Scan the material for the string "value" and copy out every line in which it occurs.

----- Exercise data

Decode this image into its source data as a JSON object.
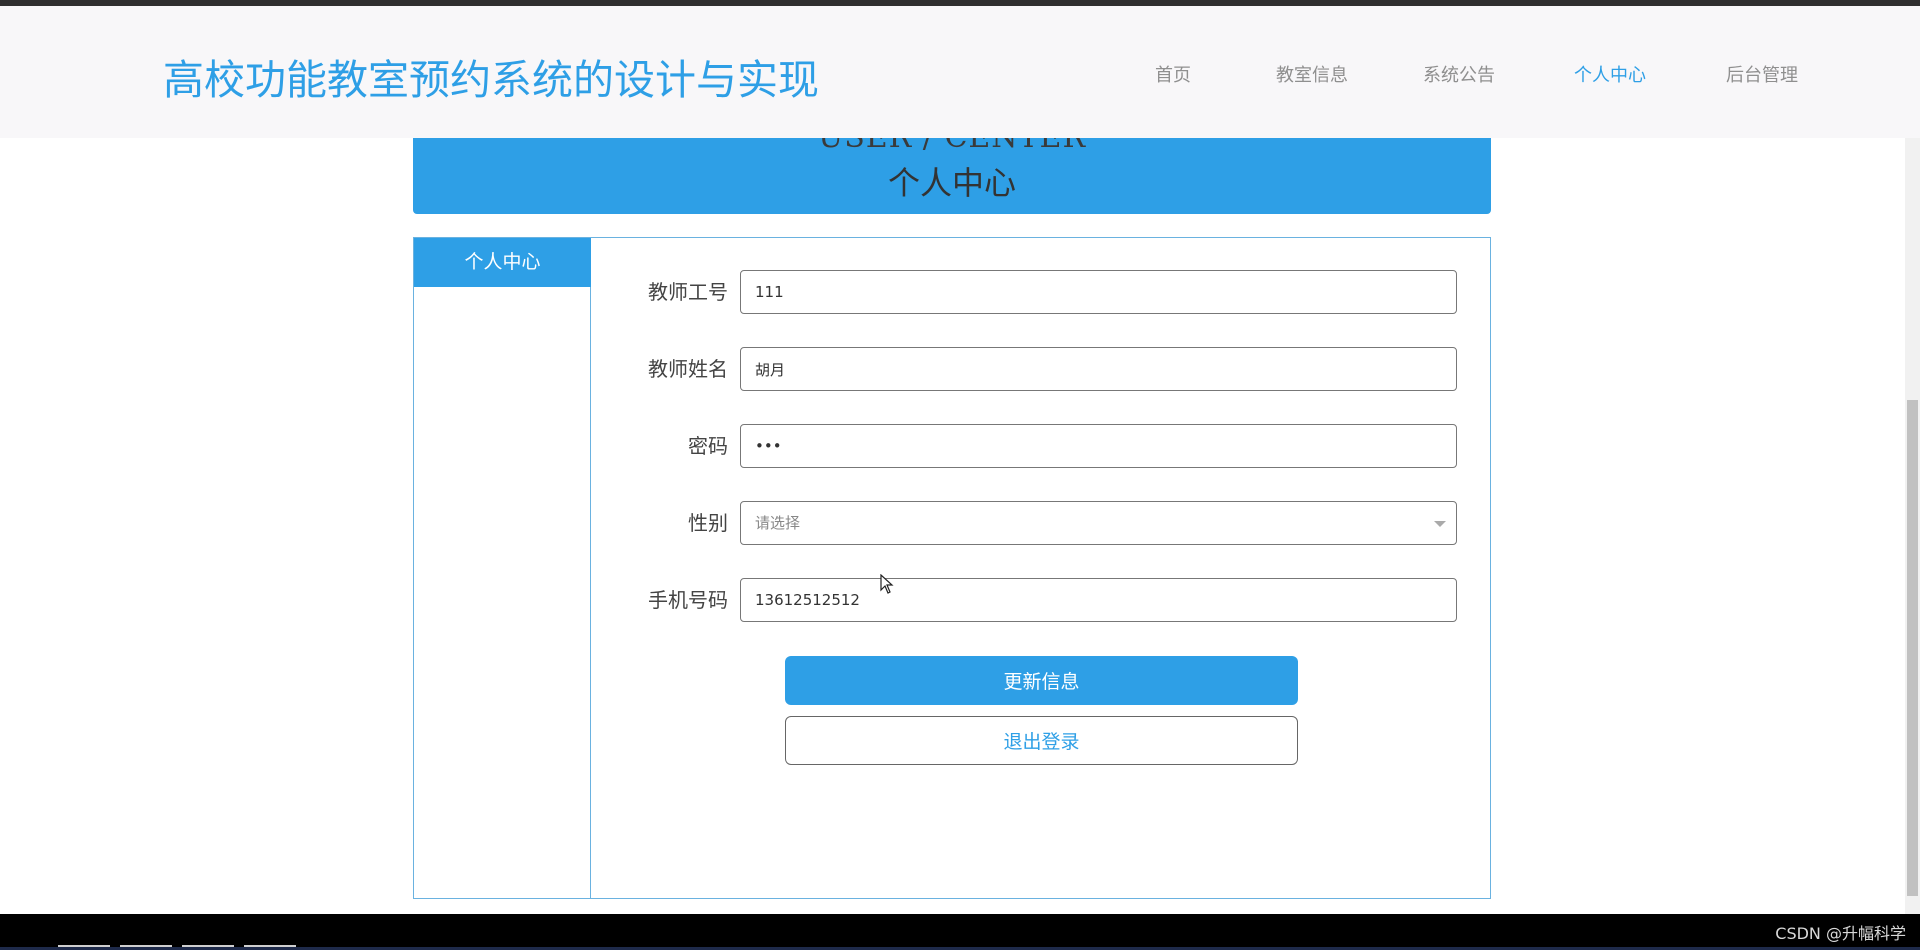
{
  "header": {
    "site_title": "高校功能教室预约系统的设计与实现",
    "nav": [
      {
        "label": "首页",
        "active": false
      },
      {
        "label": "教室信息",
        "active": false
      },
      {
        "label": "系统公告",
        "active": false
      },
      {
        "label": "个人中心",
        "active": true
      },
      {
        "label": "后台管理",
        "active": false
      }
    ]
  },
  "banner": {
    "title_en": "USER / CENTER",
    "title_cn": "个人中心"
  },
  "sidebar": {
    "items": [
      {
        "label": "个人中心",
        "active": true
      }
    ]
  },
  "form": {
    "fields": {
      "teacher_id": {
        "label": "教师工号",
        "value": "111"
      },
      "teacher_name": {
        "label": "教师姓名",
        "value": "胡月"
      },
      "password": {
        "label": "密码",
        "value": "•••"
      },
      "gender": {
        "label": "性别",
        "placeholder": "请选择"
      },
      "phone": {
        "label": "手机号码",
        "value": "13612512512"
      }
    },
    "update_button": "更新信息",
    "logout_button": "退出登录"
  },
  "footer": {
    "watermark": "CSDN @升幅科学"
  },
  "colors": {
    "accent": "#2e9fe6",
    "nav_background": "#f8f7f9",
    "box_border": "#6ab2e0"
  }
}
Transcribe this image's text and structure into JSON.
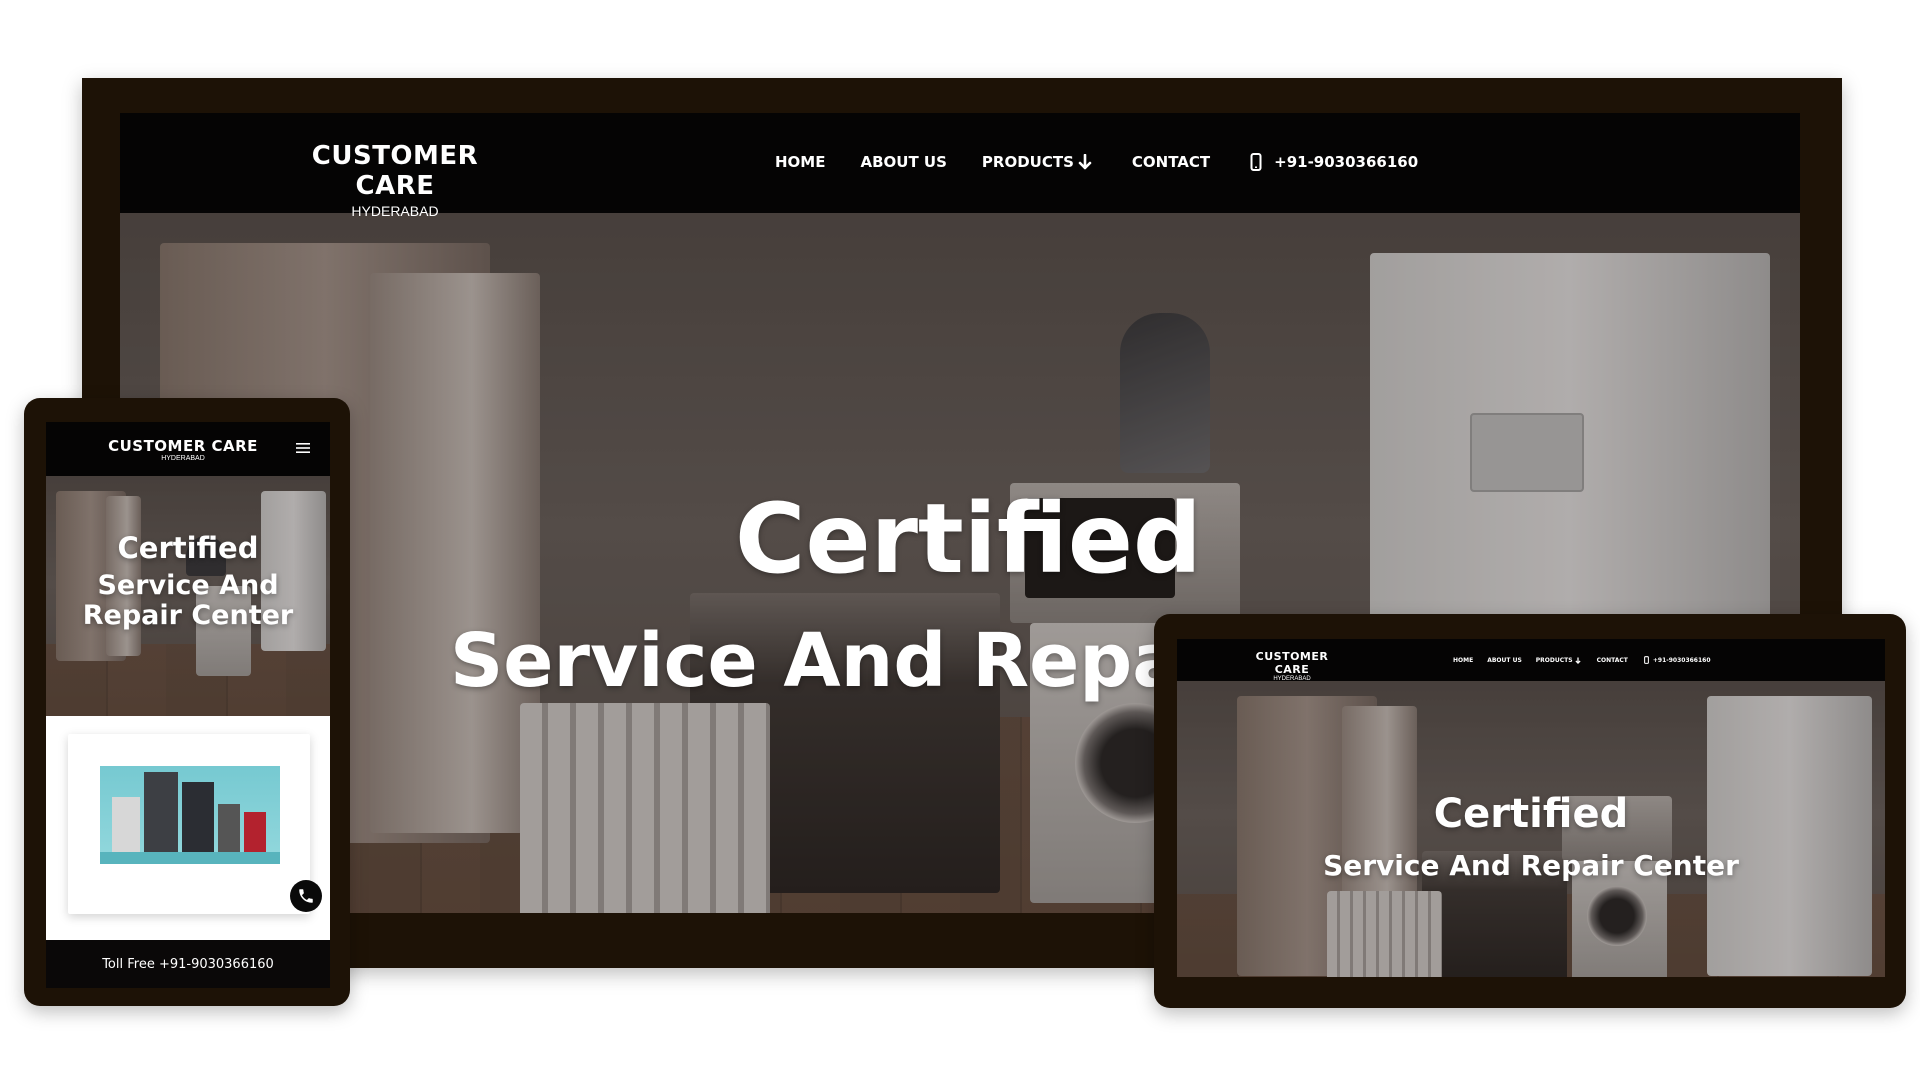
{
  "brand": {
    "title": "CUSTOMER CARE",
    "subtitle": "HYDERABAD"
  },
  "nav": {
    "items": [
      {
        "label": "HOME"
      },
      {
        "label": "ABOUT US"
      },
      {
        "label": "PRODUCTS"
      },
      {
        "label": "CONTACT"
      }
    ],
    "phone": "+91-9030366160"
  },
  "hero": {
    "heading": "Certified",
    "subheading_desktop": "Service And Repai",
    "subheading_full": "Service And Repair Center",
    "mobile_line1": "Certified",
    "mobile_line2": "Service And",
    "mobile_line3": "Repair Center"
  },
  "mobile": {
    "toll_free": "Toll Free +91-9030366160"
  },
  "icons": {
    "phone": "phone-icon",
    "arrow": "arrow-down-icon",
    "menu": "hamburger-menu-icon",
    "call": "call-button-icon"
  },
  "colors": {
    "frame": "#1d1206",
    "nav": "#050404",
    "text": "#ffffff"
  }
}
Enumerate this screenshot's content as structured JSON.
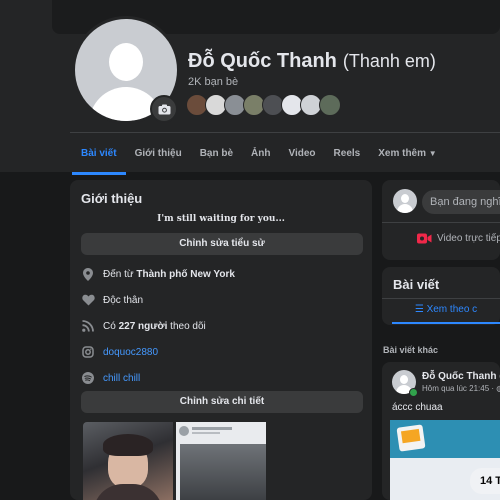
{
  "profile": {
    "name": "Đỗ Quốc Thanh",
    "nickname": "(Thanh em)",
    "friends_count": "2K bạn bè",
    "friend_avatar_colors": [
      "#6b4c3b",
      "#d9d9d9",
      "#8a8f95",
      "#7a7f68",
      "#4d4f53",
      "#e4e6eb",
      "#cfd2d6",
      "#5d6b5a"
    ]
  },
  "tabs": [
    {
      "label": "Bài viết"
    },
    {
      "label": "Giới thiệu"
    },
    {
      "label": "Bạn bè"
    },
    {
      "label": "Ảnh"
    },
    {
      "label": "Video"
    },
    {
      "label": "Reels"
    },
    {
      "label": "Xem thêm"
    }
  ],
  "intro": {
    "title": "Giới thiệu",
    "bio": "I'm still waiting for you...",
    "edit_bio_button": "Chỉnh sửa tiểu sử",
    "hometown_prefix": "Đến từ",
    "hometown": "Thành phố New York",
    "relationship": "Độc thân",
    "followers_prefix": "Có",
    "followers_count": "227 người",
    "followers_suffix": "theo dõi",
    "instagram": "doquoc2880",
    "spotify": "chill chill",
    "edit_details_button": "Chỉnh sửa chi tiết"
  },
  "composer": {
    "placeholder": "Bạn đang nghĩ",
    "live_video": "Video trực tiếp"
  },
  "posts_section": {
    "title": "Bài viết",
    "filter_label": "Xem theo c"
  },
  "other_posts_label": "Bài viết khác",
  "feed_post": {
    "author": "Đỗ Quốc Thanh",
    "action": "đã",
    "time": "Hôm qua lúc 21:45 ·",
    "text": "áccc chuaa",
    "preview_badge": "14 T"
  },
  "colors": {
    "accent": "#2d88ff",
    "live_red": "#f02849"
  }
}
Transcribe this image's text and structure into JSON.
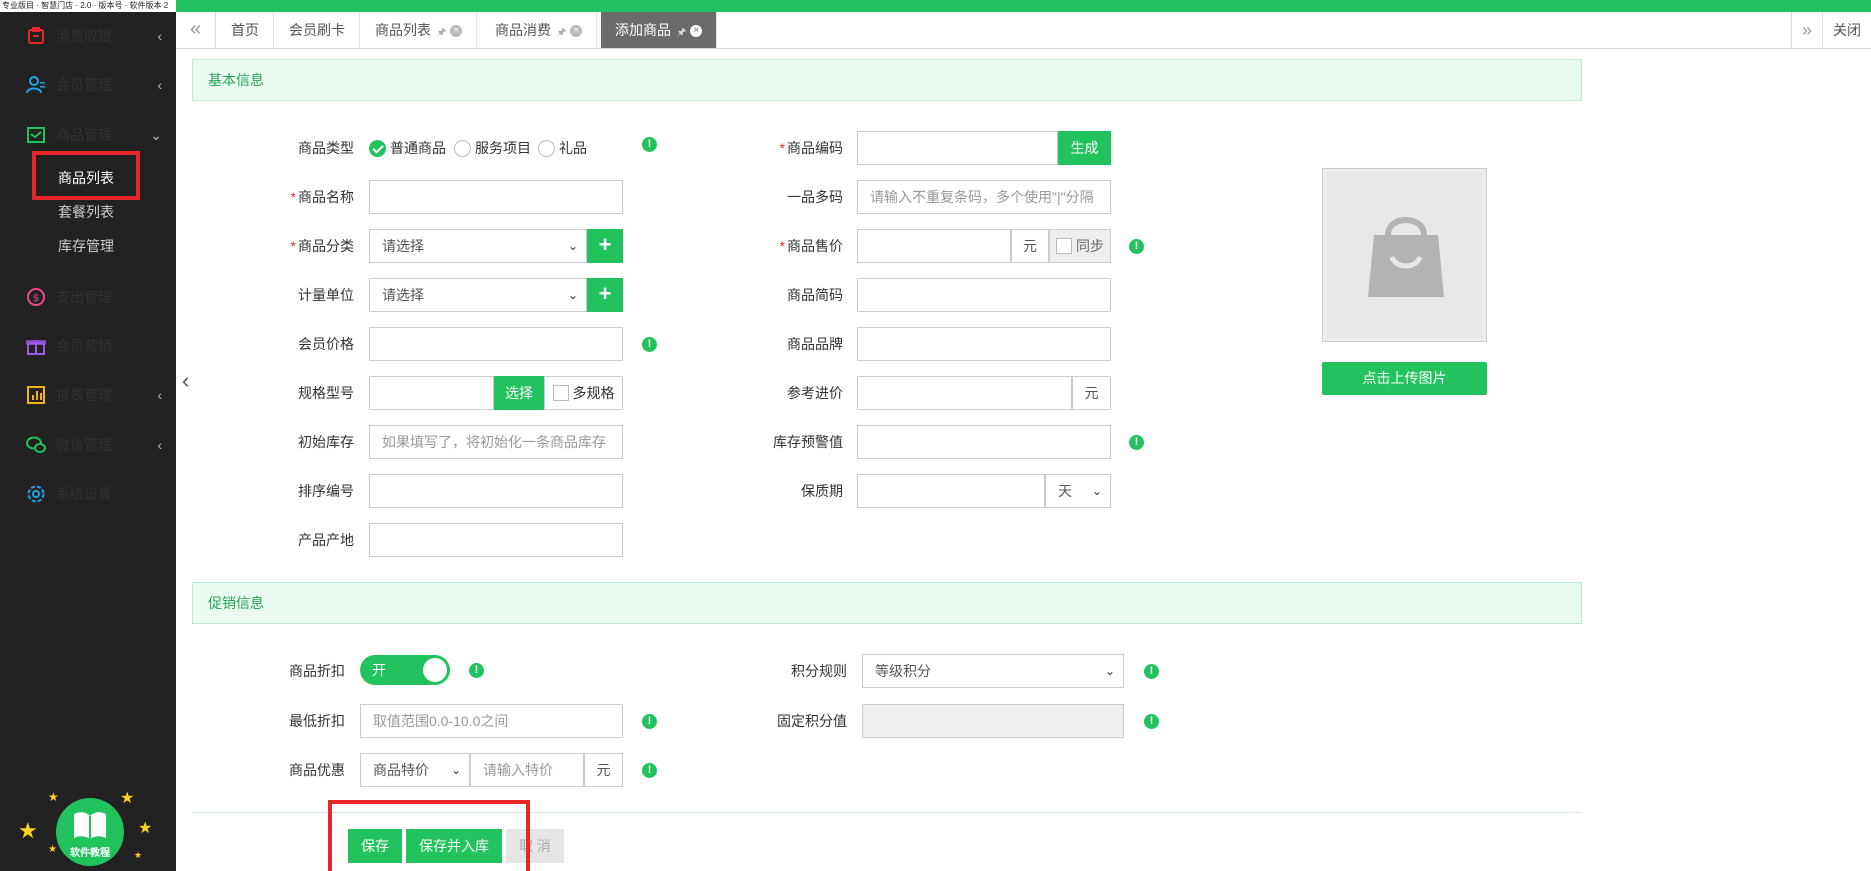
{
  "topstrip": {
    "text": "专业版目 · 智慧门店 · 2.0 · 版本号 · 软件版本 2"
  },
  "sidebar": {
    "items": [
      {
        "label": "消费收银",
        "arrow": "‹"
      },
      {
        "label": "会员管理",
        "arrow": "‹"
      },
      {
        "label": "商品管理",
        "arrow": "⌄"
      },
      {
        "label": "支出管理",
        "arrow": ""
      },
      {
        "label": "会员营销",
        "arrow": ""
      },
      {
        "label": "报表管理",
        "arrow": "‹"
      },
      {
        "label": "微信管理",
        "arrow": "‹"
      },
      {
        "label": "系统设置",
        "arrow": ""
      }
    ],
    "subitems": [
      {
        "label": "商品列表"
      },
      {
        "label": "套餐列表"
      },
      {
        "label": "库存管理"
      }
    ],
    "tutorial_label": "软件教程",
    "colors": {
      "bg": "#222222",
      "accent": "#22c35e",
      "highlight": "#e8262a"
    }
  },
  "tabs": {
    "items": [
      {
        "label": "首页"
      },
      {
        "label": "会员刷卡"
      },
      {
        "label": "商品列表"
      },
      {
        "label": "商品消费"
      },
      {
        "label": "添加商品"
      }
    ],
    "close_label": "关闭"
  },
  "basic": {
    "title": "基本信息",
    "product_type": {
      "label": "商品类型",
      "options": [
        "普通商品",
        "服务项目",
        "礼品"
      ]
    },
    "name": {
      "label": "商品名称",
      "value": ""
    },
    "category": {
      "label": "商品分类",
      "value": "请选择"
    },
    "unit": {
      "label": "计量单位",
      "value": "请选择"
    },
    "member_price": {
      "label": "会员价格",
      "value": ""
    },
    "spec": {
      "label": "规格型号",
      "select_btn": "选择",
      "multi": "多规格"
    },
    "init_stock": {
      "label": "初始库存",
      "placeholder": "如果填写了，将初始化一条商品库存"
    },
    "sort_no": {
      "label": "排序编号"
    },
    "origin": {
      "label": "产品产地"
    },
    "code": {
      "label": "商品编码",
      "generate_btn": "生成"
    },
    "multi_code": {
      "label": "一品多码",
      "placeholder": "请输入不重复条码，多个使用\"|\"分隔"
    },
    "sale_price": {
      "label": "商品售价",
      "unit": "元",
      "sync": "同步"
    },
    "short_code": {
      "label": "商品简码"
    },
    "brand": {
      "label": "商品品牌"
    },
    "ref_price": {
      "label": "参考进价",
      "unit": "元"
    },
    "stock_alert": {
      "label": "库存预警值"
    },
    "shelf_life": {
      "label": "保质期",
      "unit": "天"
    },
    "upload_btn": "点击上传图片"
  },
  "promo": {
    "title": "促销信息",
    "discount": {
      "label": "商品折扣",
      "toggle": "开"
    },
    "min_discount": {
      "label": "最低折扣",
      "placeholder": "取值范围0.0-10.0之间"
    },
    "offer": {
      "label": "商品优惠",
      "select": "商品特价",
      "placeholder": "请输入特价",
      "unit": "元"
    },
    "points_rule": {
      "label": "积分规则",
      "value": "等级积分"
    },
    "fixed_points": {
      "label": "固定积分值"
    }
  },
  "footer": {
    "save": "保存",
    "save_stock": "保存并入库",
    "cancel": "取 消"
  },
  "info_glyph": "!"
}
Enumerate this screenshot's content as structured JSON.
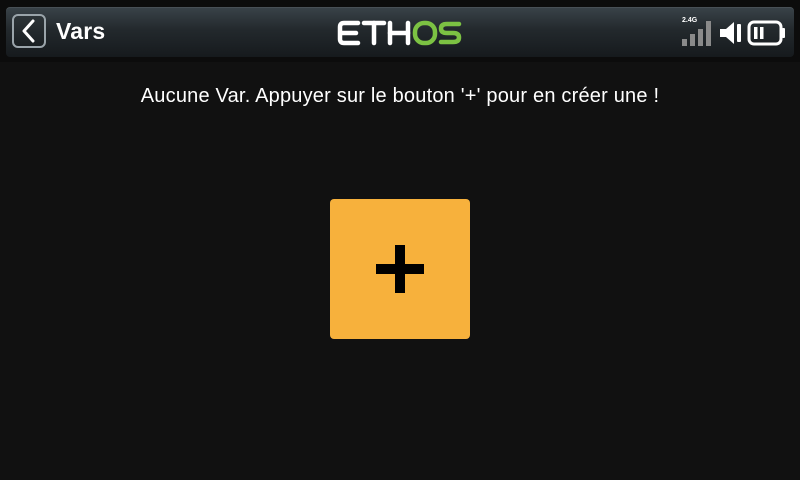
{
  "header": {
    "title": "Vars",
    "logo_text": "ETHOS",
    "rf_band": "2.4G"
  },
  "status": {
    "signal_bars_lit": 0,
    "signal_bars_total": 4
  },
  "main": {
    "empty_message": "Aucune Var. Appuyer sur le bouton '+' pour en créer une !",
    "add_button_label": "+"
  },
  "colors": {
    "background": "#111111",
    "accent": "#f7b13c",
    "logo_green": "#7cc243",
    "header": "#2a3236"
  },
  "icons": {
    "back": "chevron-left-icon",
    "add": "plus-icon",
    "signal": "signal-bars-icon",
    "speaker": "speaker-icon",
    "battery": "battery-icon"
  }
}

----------

**Expected answer**
        "value": "111"
        "value": "胡月"
        "value": "•••"
        "value": "13612512512"
      "value": ""
      "value": "请选择"
      "value": "请选择"
      "value": ""
      "value": "等级积分"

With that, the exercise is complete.